While Apple has stated that it could break through the mobile security of its smartphones, it has refused.

iPhone 5s - Mobile SecurityApple has stated that it would be able to develop the code required to unlock the smartphone in the New York case, but it has been fighting the demand put forward by the government which would require it to do so. So far, Apple has been able to keep up its defense. On February 29, a U.S. Magistrate Judge, James Orenstein, ruled that he did not have the authority to force Apple to disable the iPhone 5s security features for the purposes of the drug probe.

The Justice Department’s letter pointed out that the application for appeal “is not moot,” as the iPhone 5s cannot be unlocked using the same technique that was used on the iPhone 5c. In this case, the mobile device belonging to Jun Feng – who has pleaded guilty to taking part in a meth ring conspiracy – and the government was hoping to be able to unlock the smartphone in order to identify other people who were involved in this methamphetamine distribution conspiracy.

Feng’s mobile device has an older operating system than the iOS 7 installed on Rizwan Farook of San Bernardino’s iPhone.

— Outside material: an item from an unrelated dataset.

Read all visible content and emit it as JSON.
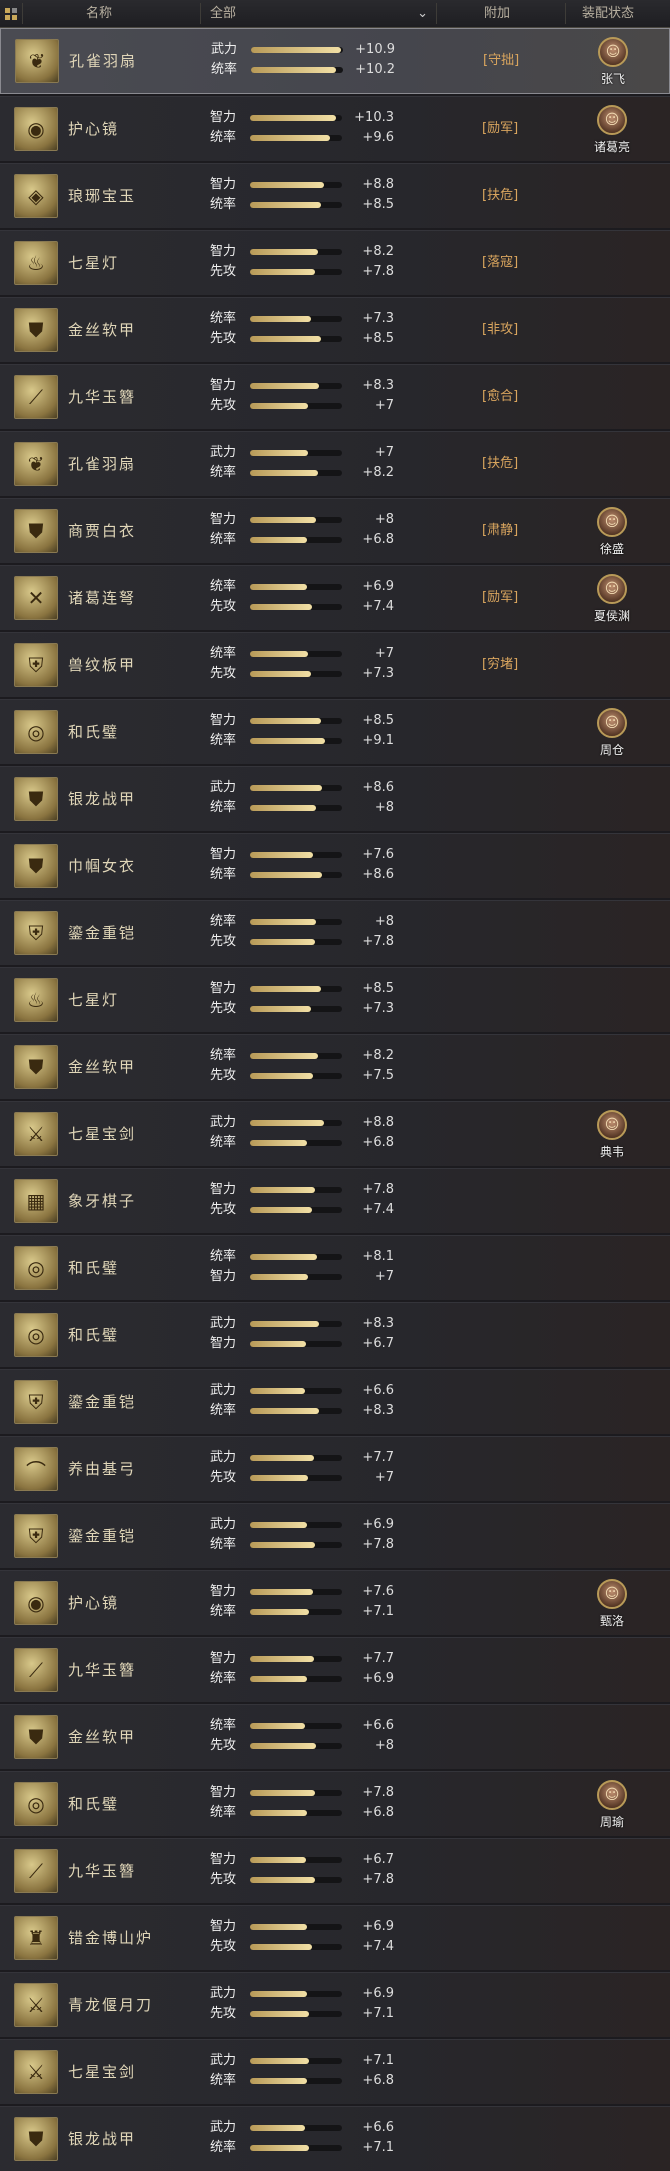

This means that their mobile security encryption technology is different and the strategies to unlock them are not the same. Apple will be filing its papers in opposition to the appeal on April 15.

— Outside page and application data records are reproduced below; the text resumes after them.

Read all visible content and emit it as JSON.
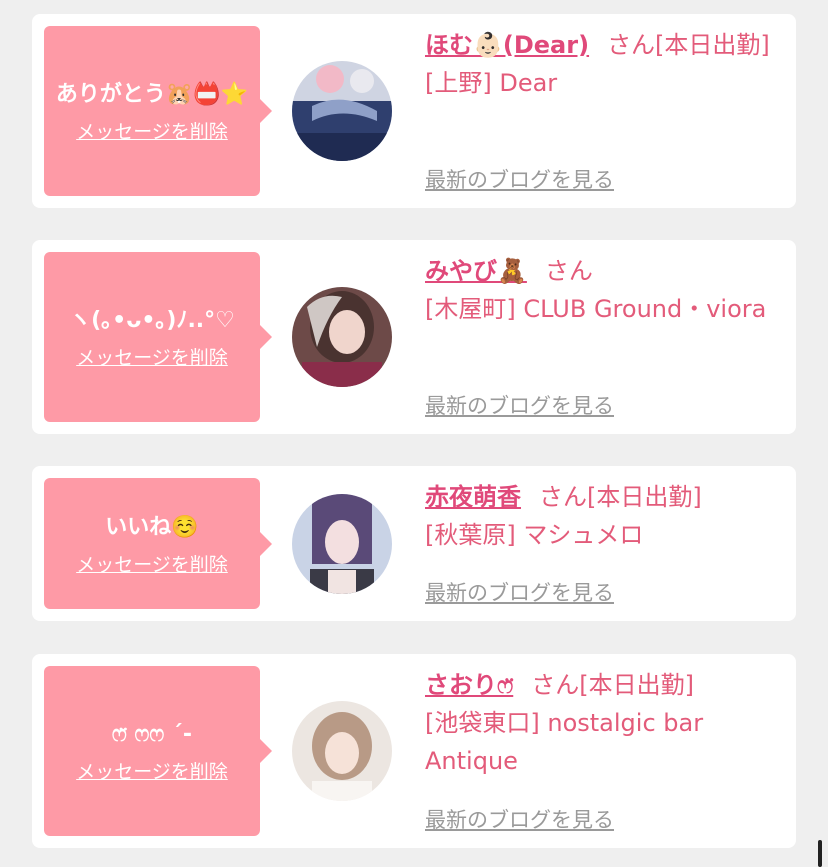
{
  "items": [
    {
      "message": "ありがとう🐹📛⭐️",
      "delete_label": "メッセージを削除",
      "name": "ほむ👶🏻(Dear)",
      "suffix": "さん[本日出勤]",
      "shop": "[上野] Dear",
      "blog_link": "最新のブログを見る"
    },
    {
      "message": "ヽ(｡•ᴗ•｡)ﾉ..°♡",
      "delete_label": "メッセージを削除",
      "name": "みやび🧸",
      "suffix": "さん",
      "shop": "[木屋町] CLUB Ground・viora",
      "blog_link": "最新のブログを見る"
    },
    {
      "message": "いいね☺️",
      "delete_label": "メッセージを削除",
      "name": "赤夜萌香",
      "suffix": "さん[本日出勤]",
      "shop": "[秋葉原] マシュメロ",
      "blog_link": "最新のブログを見る"
    },
    {
      "message": "ෆ̈ ෆෆ ˊ-",
      "delete_label": "メッセージを削除",
      "name": "さおりෆ̈",
      "suffix": "さん[本日出勤]",
      "shop": "[池袋東口] nostalgic bar Antique",
      "blog_link": "最新のブログを見る"
    }
  ]
}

Mobile security and privacy of Apple iPhone called into question

Researchers have discovered that a great deal of data held by these smartphones can be extracted from them.

According to a recent mobile security acknowledgement from Apple, it is possible for its employees to be able to use previously unpublicized techniques in order to be able to extract data from consumer iPhones, such as contact lists, photos, and other types of personal data such as text messages.

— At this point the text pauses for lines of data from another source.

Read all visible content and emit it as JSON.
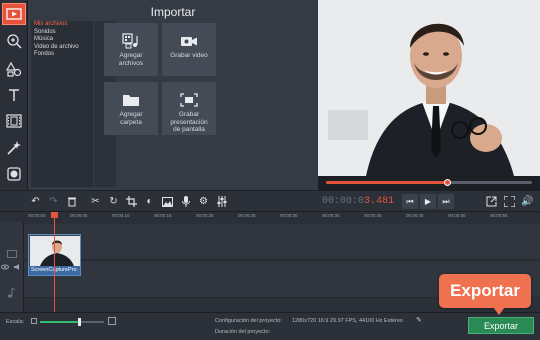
{
  "accent_color": "#e5533b",
  "export_color": "#2a8a55",
  "left_tools": [
    {
      "icon": "import-media-icon",
      "active": true
    },
    {
      "icon": "magic-wand-icon"
    },
    {
      "icon": "shapes-icon"
    },
    {
      "icon": "text-icon"
    },
    {
      "icon": "film-strip-icon"
    },
    {
      "icon": "wand-sparkle-icon"
    },
    {
      "icon": "stickers-icon"
    }
  ],
  "import": {
    "title": "Importar",
    "categories": [
      "Mis archivos",
      "Sonidos",
      "Música",
      "Video de archivo",
      "Fondos"
    ],
    "selected_category": "Mis archivos",
    "tiles": [
      {
        "label": "Agregar\narchivos",
        "icon": "add-files-icon"
      },
      {
        "label": "Grabar video",
        "icon": "camera-icon"
      },
      {
        "label": "Agregar\ncarpeta",
        "icon": "folder-icon"
      },
      {
        "label": "Grabar\npresentación\nde pantalla",
        "icon": "screen-record-icon"
      }
    ]
  },
  "preview": {
    "progress": 0.59
  },
  "edit_toolbar": {
    "timecode_main": "00:00:0",
    "timecode_ms": "3.481",
    "tools": [
      "undo-icon",
      "redo-icon",
      "delete-icon",
      "cut-icon",
      "rotate-icon",
      "crop-icon",
      "color-adjust-icon",
      "image-icon",
      "microphone-icon",
      "gear-icon",
      "equalizer-icon"
    ],
    "playback": [
      "skip-back-icon",
      "play-icon",
      "skip-forward-icon"
    ],
    "right": [
      "detach-icon",
      "fullscreen-icon",
      "volume-icon"
    ]
  },
  "ruler": [
    "00:00:00",
    "00:00:05",
    "00:00:10",
    "00:00:15",
    "00:00:20",
    "00:00:25",
    "00:00:30",
    "00:00:35",
    "00:00:40",
    "00:00:45",
    "00:00:50",
    "00:00:55"
  ],
  "clip": {
    "label": "ScreenCapturePro"
  },
  "bottom": {
    "zoom_label": "Escala:",
    "zoom_level": 0.62,
    "config_label": "Configuración del proyecto:",
    "config_value": "1280x720 16:9 29.97 FPS, 44100 Hz Estéreo",
    "duration_label": "Duración del proyecto:",
    "export_label": "Exportar"
  },
  "callout": {
    "text": "Exportar"
  }
}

The equivalent techniques could also be applied by law enforcement to work around backup encryption.

This same mobile security sidestepping technique could be applied by others who have “trusted” forms of computers to which the iPhones have been connected. This according to an expert in privacy and security who brought about the admission from the tech giant. Last week, at a presentation that took place in a conference, Jonathan Zdziarski, a researcher, demonstrated how the services were capable of accessing considerable quantities of data by way of diagnostic services that Apple has said are meant for use by engineers.

The researcher said that iPhone users are not told when this mobile security and private data access is occurring.

Apple - Mobile SecurityZdziarski also stated that there is no way for users to disable the services or prevent them from running. This means that there is no way for the user of an iPhone to know which computers have already been labeled as a trusted device by way of the backup process and these users cannot choose to stop future connections. He stated that “There’s no way to `unpair’ except to wipe your phone.” He then went about demonstrating that he was capable of extracting private data from a locked phone through the use of a computer with trusted status.

Although some have stated that they feel that this is evidence that the National Security Agency and Apple are collaborating with each other, Apple has denied all claims that they have constructed any type of “back doors” to their mobile security be used by intelligence agencies. A statement from the company said that “We have designed iOS so that its diagnostic functions do not compromise user privacy and security, but still provides needed information to enterprise IT departments, developers and Apple for troubleshooting technical issues.”